It won’t be any surprise when I say that this book was hard to read. It’s Young Adult and not atrociously graphic, but it’s well written enough that it nearly shattered me. I barely slept after I finished it, because it made me feel so powerless. The author went to India and Nepal to interview girls who were saved from child slavery and sex trafficking. It didn’t matter that Lakshmi’s story was fiction; the whole book just feels far too real. It made me feel miserably uncomfortable and helpless, like when you get an alert on your mobile that there has been some global catastrophe, and you know that there is little you personally can do to help.
I think that telling this story through poetry was especially effective, because of the vivid visual nature of poetry. Yes, this can also be accomplished through prose, but I wonder then if the story would have needed a lot more excess description of movement and action. In poems everything is cut back to sensations, sights, smells, sounds, and feelings. This made the book able to talk about something as horribly graphic as child brothels by preserving the essentials and making the trauma palpable.
All I could think was, this girl is only thirteen. This girl is only thirteen.
This book meant a lot to me. It was one of those books that forces your eyes open, drags you from your comfortable life, and screams, “Don’t waste your life. People are suffering. This is real.” These are the kinds of books that deserve medals and awards, because they bring awareness to the world about ugly things. If you can stomach the ugly, read this book.
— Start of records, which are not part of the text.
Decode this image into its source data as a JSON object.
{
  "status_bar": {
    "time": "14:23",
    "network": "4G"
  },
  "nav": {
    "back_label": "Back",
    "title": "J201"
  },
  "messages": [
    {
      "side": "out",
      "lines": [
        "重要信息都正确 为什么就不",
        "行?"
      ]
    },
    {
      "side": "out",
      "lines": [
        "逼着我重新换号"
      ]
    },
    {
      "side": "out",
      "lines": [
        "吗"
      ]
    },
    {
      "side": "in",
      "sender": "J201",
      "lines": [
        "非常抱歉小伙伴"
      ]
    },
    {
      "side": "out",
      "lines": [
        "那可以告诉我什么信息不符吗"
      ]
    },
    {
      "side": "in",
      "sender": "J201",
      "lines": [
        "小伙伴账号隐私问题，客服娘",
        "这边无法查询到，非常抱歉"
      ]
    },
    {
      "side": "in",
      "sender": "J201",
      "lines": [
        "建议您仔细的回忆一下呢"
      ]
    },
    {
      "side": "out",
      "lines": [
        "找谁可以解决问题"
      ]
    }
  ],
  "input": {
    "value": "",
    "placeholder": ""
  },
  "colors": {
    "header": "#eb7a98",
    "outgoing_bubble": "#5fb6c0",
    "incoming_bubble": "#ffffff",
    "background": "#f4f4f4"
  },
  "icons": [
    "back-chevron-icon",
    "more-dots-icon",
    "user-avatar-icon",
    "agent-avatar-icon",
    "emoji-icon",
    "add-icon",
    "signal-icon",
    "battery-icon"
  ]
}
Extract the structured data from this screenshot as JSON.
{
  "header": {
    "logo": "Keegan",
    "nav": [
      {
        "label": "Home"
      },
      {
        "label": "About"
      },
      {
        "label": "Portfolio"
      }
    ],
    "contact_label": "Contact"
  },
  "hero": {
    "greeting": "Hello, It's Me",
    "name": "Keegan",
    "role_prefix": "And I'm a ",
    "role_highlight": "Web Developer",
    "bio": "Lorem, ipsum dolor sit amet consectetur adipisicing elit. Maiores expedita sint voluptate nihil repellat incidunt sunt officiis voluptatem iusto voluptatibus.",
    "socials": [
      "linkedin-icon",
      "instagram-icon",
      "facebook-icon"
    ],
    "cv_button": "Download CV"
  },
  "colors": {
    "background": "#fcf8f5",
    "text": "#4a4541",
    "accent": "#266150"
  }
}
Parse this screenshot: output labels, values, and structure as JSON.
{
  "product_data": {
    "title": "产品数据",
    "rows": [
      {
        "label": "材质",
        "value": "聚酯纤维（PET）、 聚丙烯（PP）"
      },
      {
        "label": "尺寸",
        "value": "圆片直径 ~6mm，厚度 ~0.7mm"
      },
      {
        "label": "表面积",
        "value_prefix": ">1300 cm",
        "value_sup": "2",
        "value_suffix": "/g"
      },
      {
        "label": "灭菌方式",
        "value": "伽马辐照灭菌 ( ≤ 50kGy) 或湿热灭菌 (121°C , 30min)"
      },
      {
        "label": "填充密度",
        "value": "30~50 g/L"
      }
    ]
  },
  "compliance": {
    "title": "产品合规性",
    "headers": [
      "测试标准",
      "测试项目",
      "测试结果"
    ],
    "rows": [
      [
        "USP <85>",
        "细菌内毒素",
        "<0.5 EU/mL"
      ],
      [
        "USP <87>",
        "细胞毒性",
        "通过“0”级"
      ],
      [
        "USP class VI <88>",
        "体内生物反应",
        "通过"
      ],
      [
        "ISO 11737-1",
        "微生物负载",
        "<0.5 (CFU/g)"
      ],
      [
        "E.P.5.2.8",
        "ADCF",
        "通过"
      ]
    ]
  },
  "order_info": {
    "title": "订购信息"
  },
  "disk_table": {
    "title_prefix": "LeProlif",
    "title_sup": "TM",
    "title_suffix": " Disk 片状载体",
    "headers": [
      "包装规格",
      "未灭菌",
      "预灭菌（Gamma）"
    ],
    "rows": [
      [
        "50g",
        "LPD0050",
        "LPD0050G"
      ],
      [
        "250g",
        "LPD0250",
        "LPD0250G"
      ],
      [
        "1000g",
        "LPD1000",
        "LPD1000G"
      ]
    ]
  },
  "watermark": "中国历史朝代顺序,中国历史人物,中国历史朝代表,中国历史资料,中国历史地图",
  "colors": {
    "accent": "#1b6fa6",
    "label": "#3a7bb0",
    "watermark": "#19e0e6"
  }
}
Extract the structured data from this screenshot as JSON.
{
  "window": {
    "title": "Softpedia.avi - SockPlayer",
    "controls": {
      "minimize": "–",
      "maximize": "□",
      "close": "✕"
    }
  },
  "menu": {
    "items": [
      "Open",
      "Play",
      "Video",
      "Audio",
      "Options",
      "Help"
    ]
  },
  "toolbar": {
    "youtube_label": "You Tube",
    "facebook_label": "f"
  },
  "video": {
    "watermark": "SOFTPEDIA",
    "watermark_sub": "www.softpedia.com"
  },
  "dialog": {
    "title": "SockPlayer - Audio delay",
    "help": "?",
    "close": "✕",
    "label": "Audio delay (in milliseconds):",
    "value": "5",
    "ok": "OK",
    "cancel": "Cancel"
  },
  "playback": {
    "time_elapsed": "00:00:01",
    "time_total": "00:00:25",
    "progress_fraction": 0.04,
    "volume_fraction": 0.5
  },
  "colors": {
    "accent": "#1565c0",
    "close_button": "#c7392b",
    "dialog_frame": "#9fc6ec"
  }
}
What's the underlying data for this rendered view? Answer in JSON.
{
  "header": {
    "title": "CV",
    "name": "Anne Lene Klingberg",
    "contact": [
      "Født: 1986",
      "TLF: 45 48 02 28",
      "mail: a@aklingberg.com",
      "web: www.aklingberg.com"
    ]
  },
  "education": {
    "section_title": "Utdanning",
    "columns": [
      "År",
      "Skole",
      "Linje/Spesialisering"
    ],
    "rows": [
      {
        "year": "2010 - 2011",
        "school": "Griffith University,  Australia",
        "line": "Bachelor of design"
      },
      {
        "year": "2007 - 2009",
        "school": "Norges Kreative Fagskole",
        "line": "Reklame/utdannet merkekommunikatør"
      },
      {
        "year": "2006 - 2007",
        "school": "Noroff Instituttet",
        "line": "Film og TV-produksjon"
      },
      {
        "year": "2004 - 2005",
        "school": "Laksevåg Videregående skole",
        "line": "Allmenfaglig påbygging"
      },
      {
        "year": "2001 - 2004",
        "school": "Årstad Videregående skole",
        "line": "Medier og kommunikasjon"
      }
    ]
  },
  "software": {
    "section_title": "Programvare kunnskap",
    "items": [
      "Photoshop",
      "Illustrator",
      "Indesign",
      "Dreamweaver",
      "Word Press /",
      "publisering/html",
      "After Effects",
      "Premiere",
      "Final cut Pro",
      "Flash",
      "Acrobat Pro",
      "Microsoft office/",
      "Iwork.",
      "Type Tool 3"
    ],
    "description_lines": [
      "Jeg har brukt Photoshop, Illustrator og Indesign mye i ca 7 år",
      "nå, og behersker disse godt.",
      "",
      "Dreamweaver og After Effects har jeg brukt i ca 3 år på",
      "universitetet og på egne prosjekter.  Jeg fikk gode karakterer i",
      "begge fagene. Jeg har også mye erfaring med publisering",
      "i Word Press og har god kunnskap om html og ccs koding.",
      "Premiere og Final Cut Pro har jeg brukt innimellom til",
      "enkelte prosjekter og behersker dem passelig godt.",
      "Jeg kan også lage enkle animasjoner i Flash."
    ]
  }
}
I spent a day or two looking for organizations that work to stop sex trafficking in Nepal and India. I have placed two links below if you want to read up on the work they do, or donate to help.